Estimated read time: Less than a minute
This archived news story is available only for your personal, non-commercial use. Information in the story may be outdated or superseded by additional information. Reading or replaying the story in its archived form does not constitute a republication of the story.
QUEBEC CITY, Quebec, Sep 26, 2005 (UPI via COMTEX) -- A study at Laval University in Quebec indicates women recently diagnosed with breast cancer are likely to be absent from their jobs.
Dr. Melanie Drolet and colleagues found that compared with matched health control women, women with breast cancer who remained free of the disease for at least 3 years after diagnosis were much more likely than healthy women to be absent from work for four or more weeks -- 85 percent vs. 18 percent.
However, by the third year post-diagnosis, work absence patterns were similar.
Some of the absences exceeded the 15-week federal employment insurance available during periods of illness. The shorter patterns of work absence among the self-employed and those who were single may represent expressions of the financial burden of the common illness, the researchers wrote.

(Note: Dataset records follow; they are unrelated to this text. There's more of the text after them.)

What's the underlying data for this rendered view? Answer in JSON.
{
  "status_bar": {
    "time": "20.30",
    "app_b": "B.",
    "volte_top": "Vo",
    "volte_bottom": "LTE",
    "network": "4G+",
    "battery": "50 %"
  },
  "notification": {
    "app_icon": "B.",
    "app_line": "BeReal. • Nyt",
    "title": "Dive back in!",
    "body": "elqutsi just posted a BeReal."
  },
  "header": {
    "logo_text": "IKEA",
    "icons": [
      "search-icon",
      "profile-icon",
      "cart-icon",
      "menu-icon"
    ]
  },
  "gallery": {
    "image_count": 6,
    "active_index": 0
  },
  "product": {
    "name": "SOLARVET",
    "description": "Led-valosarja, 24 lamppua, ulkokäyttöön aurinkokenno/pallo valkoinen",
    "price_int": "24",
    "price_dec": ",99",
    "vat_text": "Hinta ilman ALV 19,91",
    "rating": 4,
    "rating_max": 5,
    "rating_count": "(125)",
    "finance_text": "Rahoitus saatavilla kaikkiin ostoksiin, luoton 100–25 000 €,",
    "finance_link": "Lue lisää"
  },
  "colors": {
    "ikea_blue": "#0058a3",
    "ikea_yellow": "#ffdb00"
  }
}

The study appears in the Sept. 27 issue of the Canadian Medical Association Journal.
Copyright 2005 by United Press International